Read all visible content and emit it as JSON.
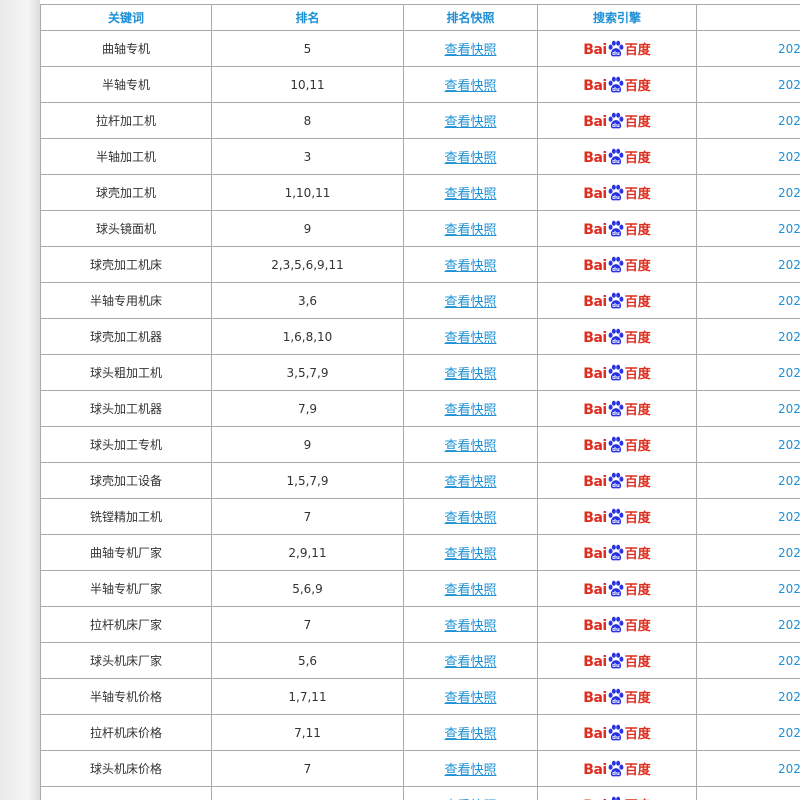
{
  "table": {
    "headers": [
      "关键词",
      "排名",
      "排名快照",
      "搜索引擎",
      ""
    ],
    "rows": [
      {
        "keyword": "曲轴专机",
        "rank": "5",
        "snapshot": "查看快照",
        "engine": "Baidu",
        "date": "202"
      },
      {
        "keyword": "半轴专机",
        "rank": "10,11",
        "snapshot": "查看快照",
        "engine": "Baidu",
        "date": "202"
      },
      {
        "keyword": "拉杆加工机",
        "rank": "8",
        "snapshot": "查看快照",
        "engine": "Baidu",
        "date": "202"
      },
      {
        "keyword": "半轴加工机",
        "rank": "3",
        "snapshot": "查看快照",
        "engine": "Baidu",
        "date": "202"
      },
      {
        "keyword": "球壳加工机",
        "rank": "1,10,11",
        "snapshot": "查看快照",
        "engine": "Baidu",
        "date": "202"
      },
      {
        "keyword": "球头镜面机",
        "rank": "9",
        "snapshot": "查看快照",
        "engine": "Baidu",
        "date": "202"
      },
      {
        "keyword": "球壳加工机床",
        "rank": "2,3,5,6,9,11",
        "snapshot": "查看快照",
        "engine": "Baidu",
        "date": "202"
      },
      {
        "keyword": "半轴专用机床",
        "rank": "3,6",
        "snapshot": "查看快照",
        "engine": "Baidu",
        "date": "202"
      },
      {
        "keyword": "球壳加工机器",
        "rank": "1,6,8,10",
        "snapshot": "查看快照",
        "engine": "Baidu",
        "date": "202"
      },
      {
        "keyword": "球头粗加工机",
        "rank": "3,5,7,9",
        "snapshot": "查看快照",
        "engine": "Baidu",
        "date": "202"
      },
      {
        "keyword": "球头加工机器",
        "rank": "7,9",
        "snapshot": "查看快照",
        "engine": "Baidu",
        "date": "202"
      },
      {
        "keyword": "球头加工专机",
        "rank": "9",
        "snapshot": "查看快照",
        "engine": "Baidu",
        "date": "202"
      },
      {
        "keyword": "球壳加工设备",
        "rank": "1,5,7,9",
        "snapshot": "查看快照",
        "engine": "Baidu",
        "date": "202"
      },
      {
        "keyword": "铣镗精加工机",
        "rank": "7",
        "snapshot": "查看快照",
        "engine": "Baidu",
        "date": "202"
      },
      {
        "keyword": "曲轴专机厂家",
        "rank": "2,9,11",
        "snapshot": "查看快照",
        "engine": "Baidu",
        "date": "202"
      },
      {
        "keyword": "半轴专机厂家",
        "rank": "5,6,9",
        "snapshot": "查看快照",
        "engine": "Baidu",
        "date": "202"
      },
      {
        "keyword": "拉杆机床厂家",
        "rank": "7",
        "snapshot": "查看快照",
        "engine": "Baidu",
        "date": "202"
      },
      {
        "keyword": "球头机床厂家",
        "rank": "5,6",
        "snapshot": "查看快照",
        "engine": "Baidu",
        "date": "202"
      },
      {
        "keyword": "半轴专机价格",
        "rank": "1,7,11",
        "snapshot": "查看快照",
        "engine": "Baidu",
        "date": "202"
      },
      {
        "keyword": "拉杆机床价格",
        "rank": "7,11",
        "snapshot": "查看快照",
        "engine": "Baidu",
        "date": "202"
      },
      {
        "keyword": "球头机床价格",
        "rank": "7",
        "snapshot": "查看快照",
        "engine": "Baidu",
        "date": "202"
      },
      {
        "keyword": "",
        "rank": "",
        "snapshot": "查看快照",
        "engine": "Baidu",
        "date": ""
      }
    ]
  },
  "baidu_logo": {
    "bai": "Bai",
    "du": "百度",
    "icon": "baidu-paw-icon"
  },
  "colors": {
    "header_text": "#1e90d6",
    "link": "#1e90d6",
    "baidu_red": "#de2e21",
    "baidu_blue": "#2932e1",
    "grid": "#a9a9a9"
  }
}
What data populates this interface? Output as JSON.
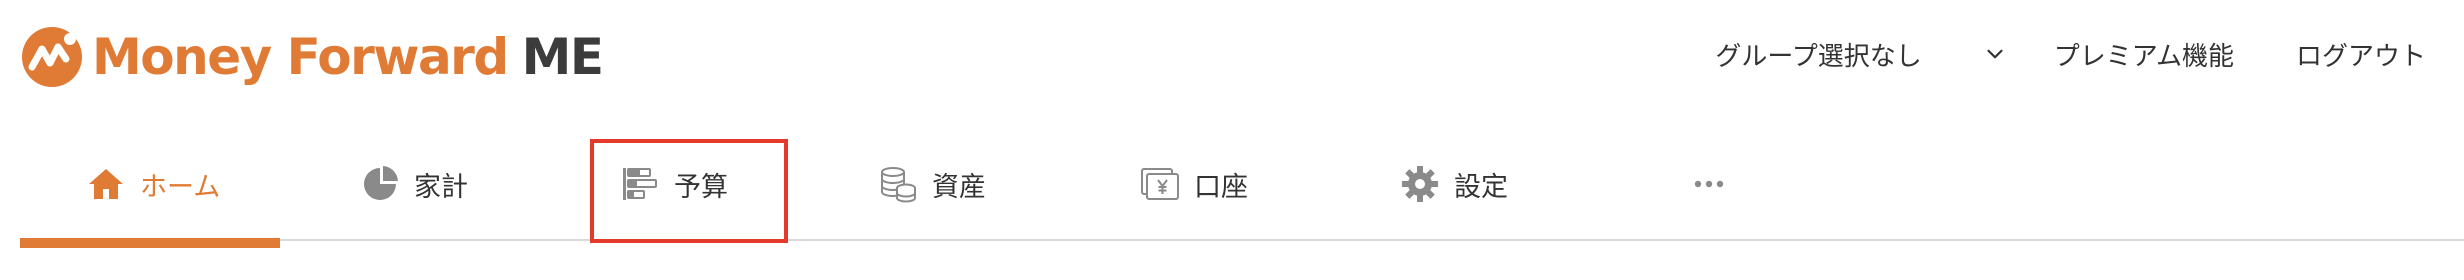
{
  "logo": {
    "brand": "Money Forward",
    "suffix": "ME"
  },
  "header": {
    "group_select": "グループ選択なし",
    "premium": "プレミアム機能",
    "logout": "ログアウト"
  },
  "nav": {
    "tabs": [
      {
        "label": "ホーム",
        "icon": "home-icon",
        "active": true
      },
      {
        "label": "家計",
        "icon": "pie-chart-icon",
        "active": false
      },
      {
        "label": "予算",
        "icon": "budget-bars-icon",
        "active": false
      },
      {
        "label": "資産",
        "icon": "coins-icon",
        "active": false
      },
      {
        "label": "口座",
        "icon": "yen-card-icon",
        "active": false
      },
      {
        "label": "設定",
        "icon": "gear-icon",
        "active": false
      }
    ],
    "more_icon": "more-dots-icon",
    "highlighted_tab": "予算"
  },
  "colors": {
    "brand_orange": "#e07b36",
    "highlight_red": "#e43a2c",
    "icon_gray": "#8a8a8a",
    "text": "#333333"
  }
}
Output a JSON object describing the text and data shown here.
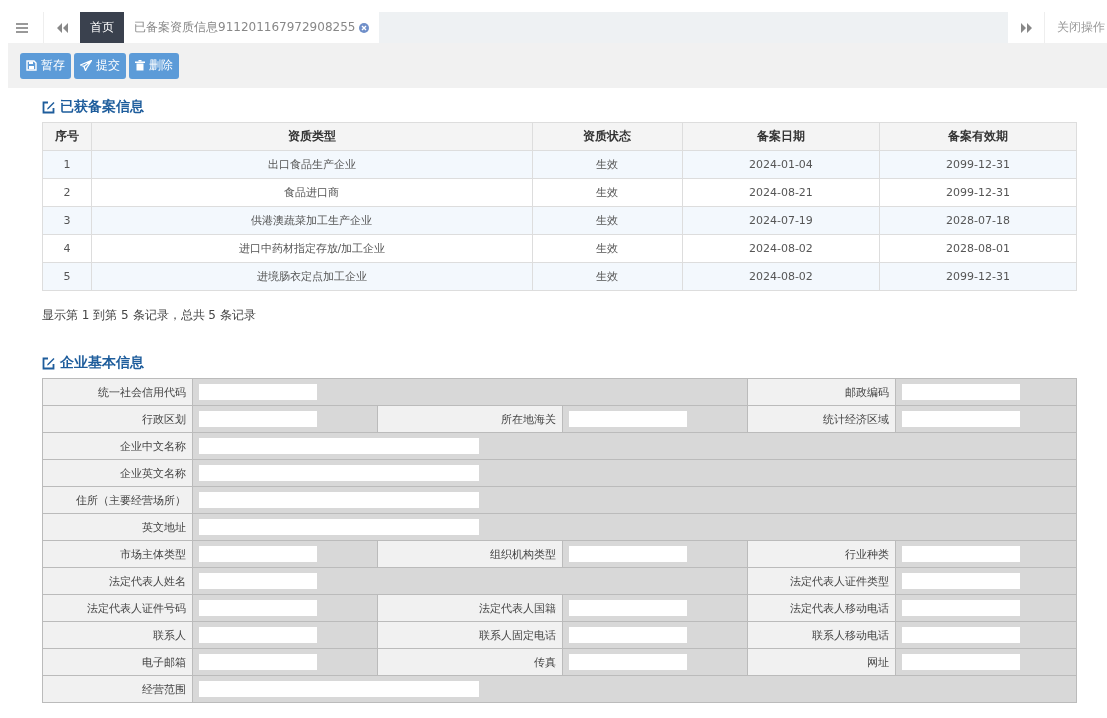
{
  "tabs": [
    {
      "label": "首页",
      "selected": true,
      "closable": false
    },
    {
      "label": "已备案资质信息911201167972908255",
      "selected": false,
      "closable": true
    }
  ],
  "close_menu": "关闭操作",
  "toolbar": [
    {
      "label": "暂存"
    },
    {
      "label": "提交"
    },
    {
      "label": "删除"
    }
  ],
  "records": {
    "title": "已获备案信息",
    "columns": [
      "序号",
      "资质类型",
      "资质状态",
      "备案日期",
      "备案有效期"
    ],
    "rows": [
      [
        "1",
        "出口食品生产企业",
        "生效",
        "2024-01-04",
        "2099-12-31"
      ],
      [
        "2",
        "食品进口商",
        "生效",
        "2024-08-21",
        "2099-12-31"
      ],
      [
        "3",
        "供港澳蔬菜加工生产企业",
        "生效",
        "2024-07-19",
        "2028-07-18"
      ],
      [
        "4",
        "进口中药材指定存放/加工企业",
        "生效",
        "2024-08-02",
        "2028-08-01"
      ],
      [
        "5",
        "进境肠衣定点加工企业",
        "生效",
        "2024-08-02",
        "2099-12-31"
      ]
    ],
    "summary": "显示第 1 到第 5 条记录，总共 5 条记录"
  },
  "basic_info": {
    "title": "企业基本信息",
    "rows": [
      {
        "kind": "wide_pair",
        "fields": [
          "统一社会信用代码",
          "邮政编码"
        ]
      },
      {
        "kind": "triple",
        "fields": [
          "行政区划",
          "所在地海关",
          "统计经济区域"
        ]
      },
      {
        "kind": "single",
        "fields": [
          "企业中文名称"
        ]
      },
      {
        "kind": "single",
        "fields": [
          "企业英文名称"
        ]
      },
      {
        "kind": "single",
        "fields": [
          "住所（主要经营场所）"
        ]
      },
      {
        "kind": "single",
        "fields": [
          "英文地址"
        ]
      },
      {
        "kind": "triple",
        "fields": [
          "市场主体类型",
          "组织机构类型",
          "行业种类"
        ]
      },
      {
        "kind": "wide_pair",
        "fields": [
          "法定代表人姓名",
          "法定代表人证件类型"
        ]
      },
      {
        "kind": "triple",
        "fields": [
          "法定代表人证件号码",
          "法定代表人国籍",
          "法定代表人移动电话"
        ]
      },
      {
        "kind": "triple",
        "fields": [
          "联系人",
          "联系人固定电话",
          "联系人移动电话"
        ]
      },
      {
        "kind": "triple",
        "fields": [
          "电子邮箱",
          "传真",
          "网址"
        ]
      },
      {
        "kind": "single",
        "fields": [
          "经营范围"
        ]
      }
    ]
  }
}
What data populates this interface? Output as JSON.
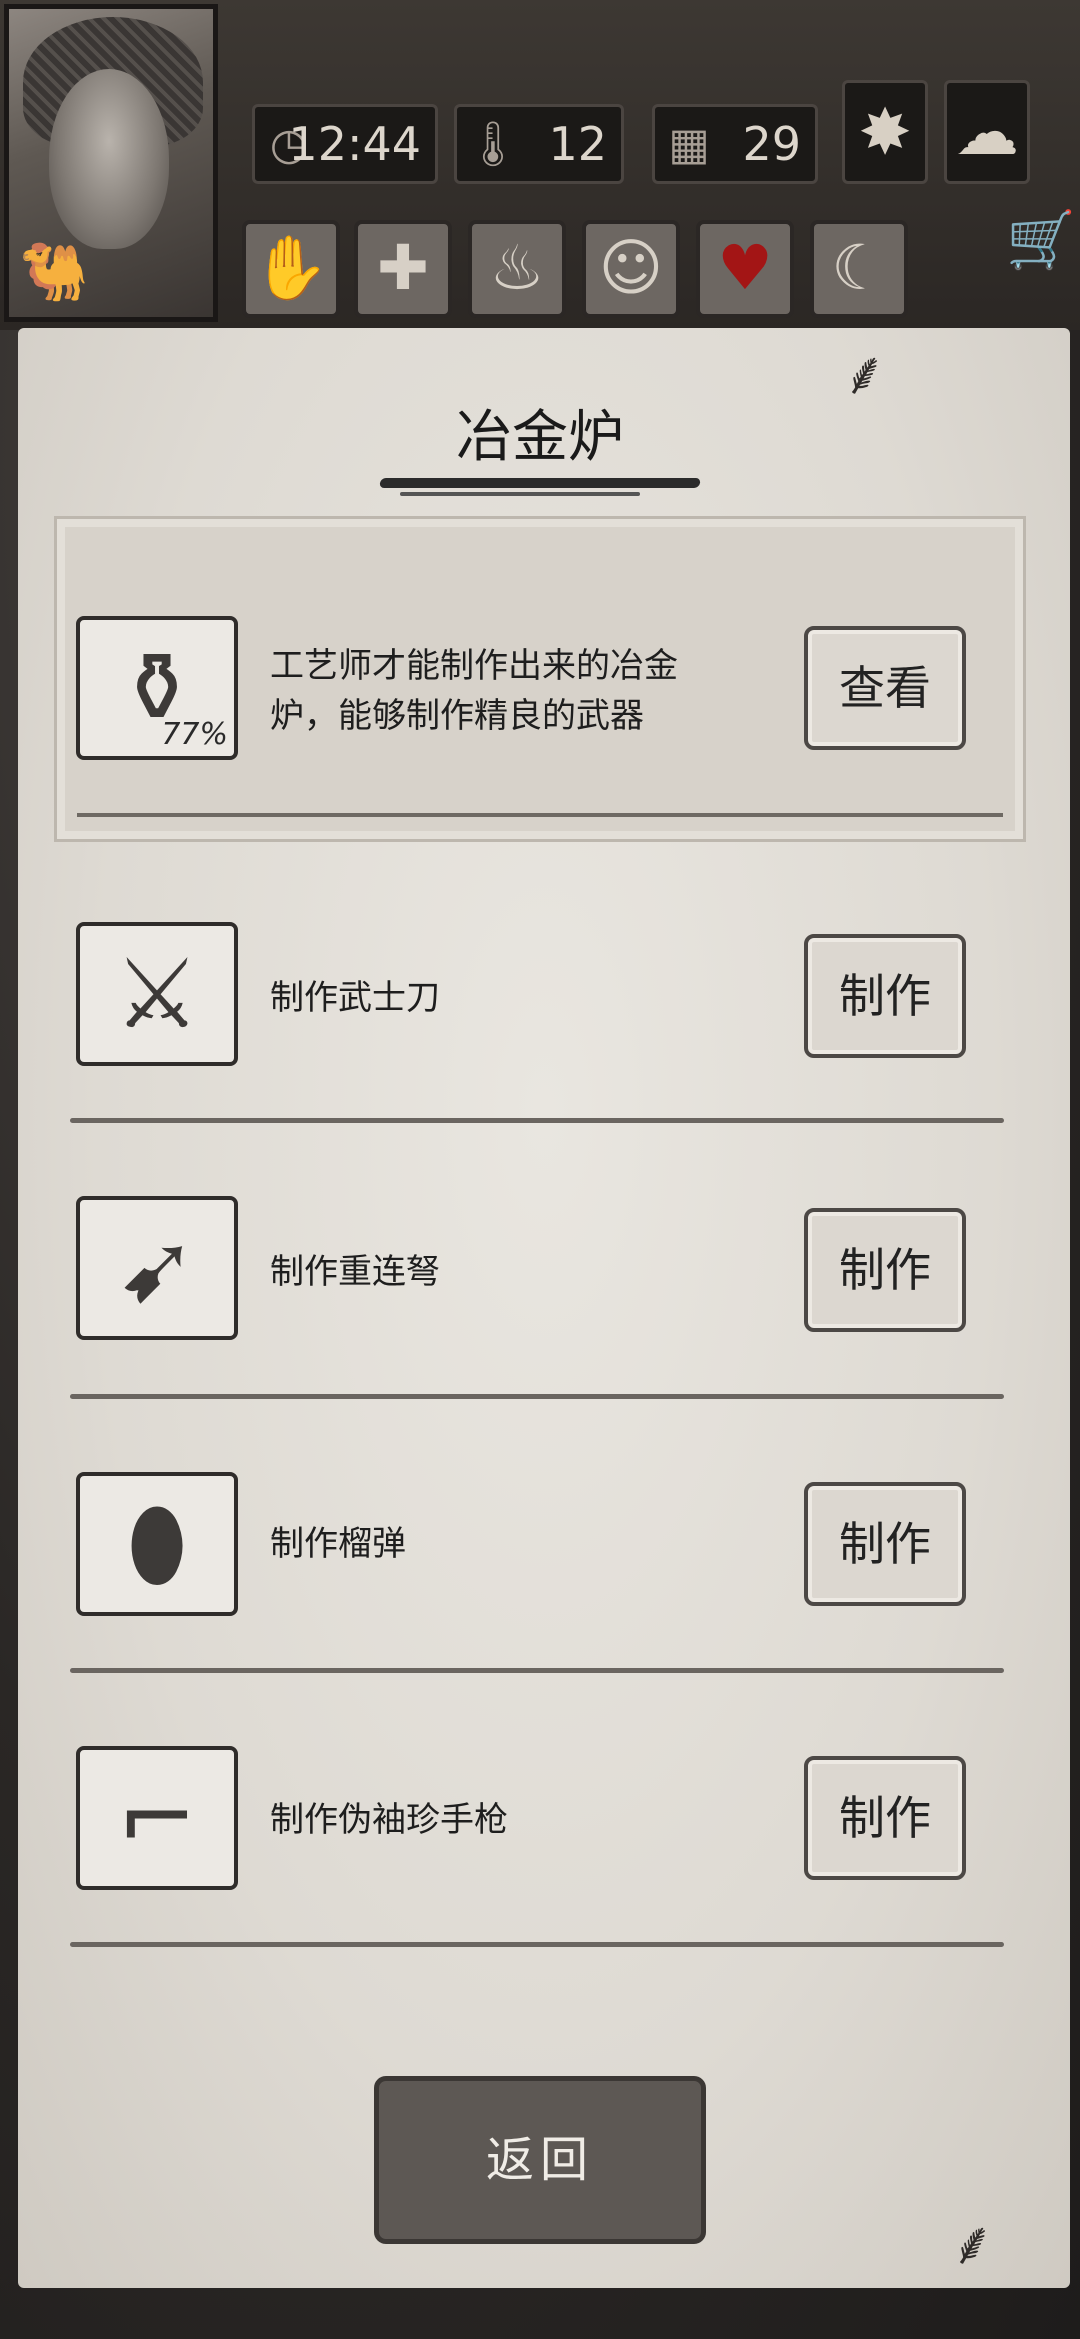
{
  "hud": {
    "time": "12:44",
    "temperature": "12",
    "day": "29",
    "icons": {
      "clock": "clock-icon",
      "thermometer": "thermometer-icon",
      "calendar": "calendar-icon",
      "leaf": "leaf-icon",
      "rain": "rain-cloud-icon",
      "camel": "camel-icon",
      "cart": "cart-icon"
    },
    "status_icons": [
      "hand-bandage-icon",
      "medical-cross-icon",
      "stomach-icon",
      "head-icon",
      "heart-icon",
      "moon-icon"
    ]
  },
  "page": {
    "title": "冶金炉"
  },
  "feature": {
    "description_line1": "工艺师才能制作出来的冶金",
    "description_line2": "炉，能够制作精良的武器",
    "progress": "77%",
    "button_label": "查看"
  },
  "recipes": [
    {
      "label": "制作武士刀",
      "button": "制作",
      "icon": "katana-icon"
    },
    {
      "label": "制作重连弩",
      "button": "制作",
      "icon": "crossbow-icon"
    },
    {
      "label": "制作榴弹",
      "button": "制作",
      "icon": "grenade-icon"
    },
    {
      "label": "制作伪袖珍手枪",
      "button": "制作",
      "icon": "revolver-icon"
    }
  ],
  "back_label": "返回"
}
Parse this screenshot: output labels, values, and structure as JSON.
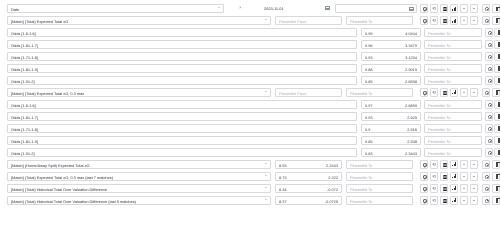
{
  "header": {
    "field": "Date",
    "operator": "=",
    "value": "2023-11-01"
  },
  "placeholders": {
    "from": "Percentile From",
    "to": "Percentile To"
  },
  "rows": [
    {
      "label": "Odds [1.5-1.6]",
      "value": "0.99",
      "score": "4.0444"
    },
    {
      "label": "Odds [1.61-1.7]",
      "value": "0.96",
      "score": "3.3479"
    },
    {
      "label": "Odds [1.71-1.8]",
      "value": "0.93",
      "score": "3.1234"
    },
    {
      "label": "Odds [1.81-1.9]",
      "value": "0.88",
      "score": "2.9015"
    },
    {
      "label": "Odds [1.91-2]",
      "value": "0.85",
      "score": "2.8938"
    },
    {
      "label": "Odds [1.5-1.6]",
      "value": "0.97",
      "score": "2.8899"
    },
    {
      "label": "Odds [1.61-1.7]",
      "value": "0.93",
      "score": "2.625"
    },
    {
      "label": "Odds [1.71-1.8]",
      "value": "0.9",
      "score": "2.516"
    },
    {
      "label": "Odds [1.81-1.9]",
      "value": "0.85",
      "score": "2.538"
    },
    {
      "label": "Odds [1.91-2]",
      "value": "0.83",
      "score": "2.3443"
    }
  ],
  "metrics": [
    {
      "label": "[Match] (Total) Expected Total xG"
    },
    {
      "label": "[Match] (Total) Expected Total xG, 0.3 max"
    }
  ],
  "bottom_rows": [
    {
      "label": "[Match] (Home/Away Split) Expected Total xG",
      "value": "8.53",
      "score": "2.2443"
    },
    {
      "label": "[Match] (Total) Expected Total xG, 0.3 max (last 7 matches)",
      "value": "8.73",
      "score": "2.222"
    },
    {
      "label": "[Match] (Total) Historical Total Over Valuation Difference",
      "value": "8.34",
      "score": "-0.072"
    },
    {
      "label": "[Match] (Total) Historical Total Over Valuation Difference (last 5 matches)",
      "value": "8.37",
      "score": "-0.0725"
    }
  ],
  "icons": {
    "x": "×",
    "chevron": "⌃",
    "calendar": "calendar-icon",
    "refresh": "⟲",
    "sort": "⇅",
    "bars": "bar-chart-icon"
  }
}
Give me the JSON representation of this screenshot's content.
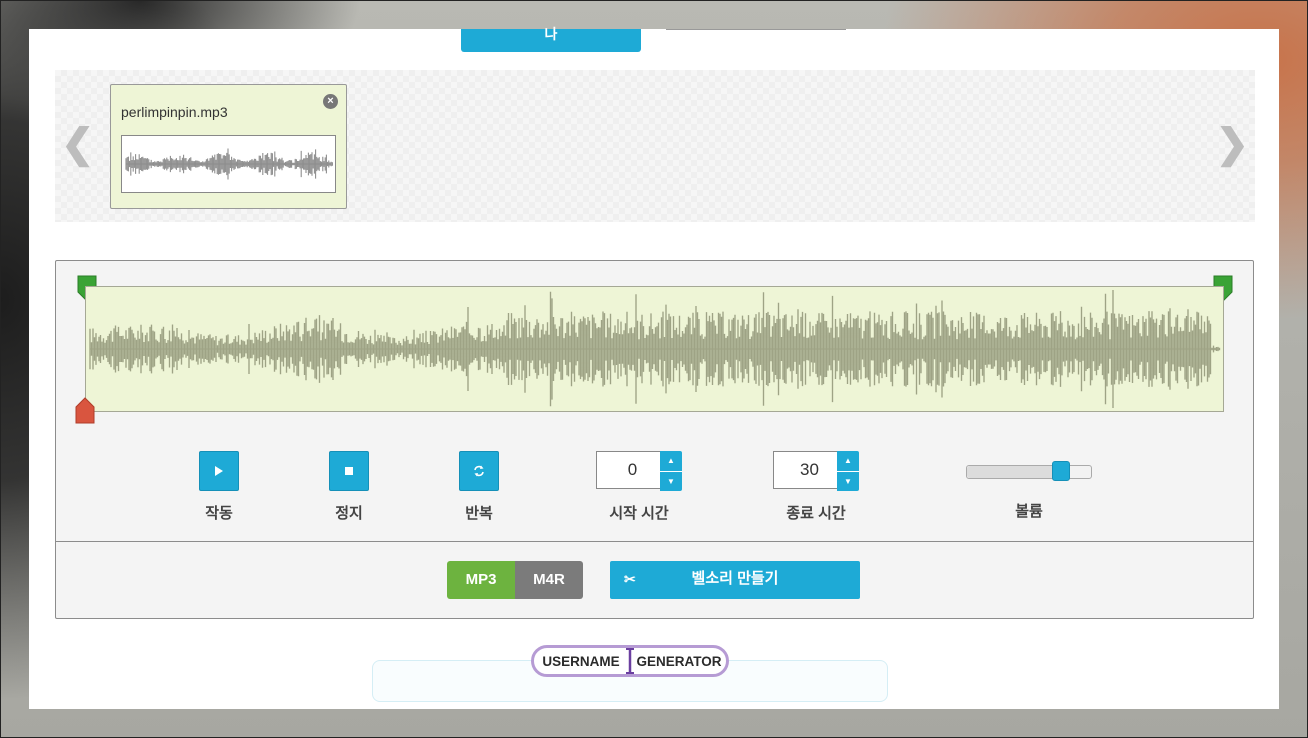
{
  "top_tab": {
    "label": "나"
  },
  "carousel": {
    "prev_arrow": "❮",
    "next_arrow": "❯",
    "file": {
      "name": "perlimpinpin.mp3",
      "close": "×"
    }
  },
  "controls": {
    "play": {
      "label": "작동",
      "icon": "play-icon"
    },
    "stop": {
      "label": "정지",
      "icon": "stop-icon"
    },
    "repeat": {
      "label": "반복",
      "icon": "repeat-icon"
    },
    "start_time": {
      "value": "0",
      "label": "시작 시간"
    },
    "end_time": {
      "value": "30",
      "label": "종료 시간"
    },
    "volume": {
      "label": "볼륨",
      "level": 0.8
    }
  },
  "format": {
    "mp3": "MP3",
    "m4r": "M4R",
    "selected": "MP3"
  },
  "make_button": {
    "label": "벨소리 만들기",
    "icon": "scissors-icon"
  },
  "logo": {
    "left": "USERNAME",
    "right": "GENERATOR"
  },
  "colors": {
    "accent": "#1eaad6",
    "green": "#6db33f",
    "wave": "#9ea385",
    "wave_bg": "#eef5d6",
    "marker_green": "#3aa335",
    "marker_red": "#d9553f"
  }
}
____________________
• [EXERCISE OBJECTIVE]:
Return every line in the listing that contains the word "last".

• [RESULT OF THE EXERCISE]:
      "label": "[Match] (Total) Expected Total xG, 0.3 max (last 7 matches)",
      "label": "[Match] (Total) Historical Total Over Valuation Difference (last 5 matches)",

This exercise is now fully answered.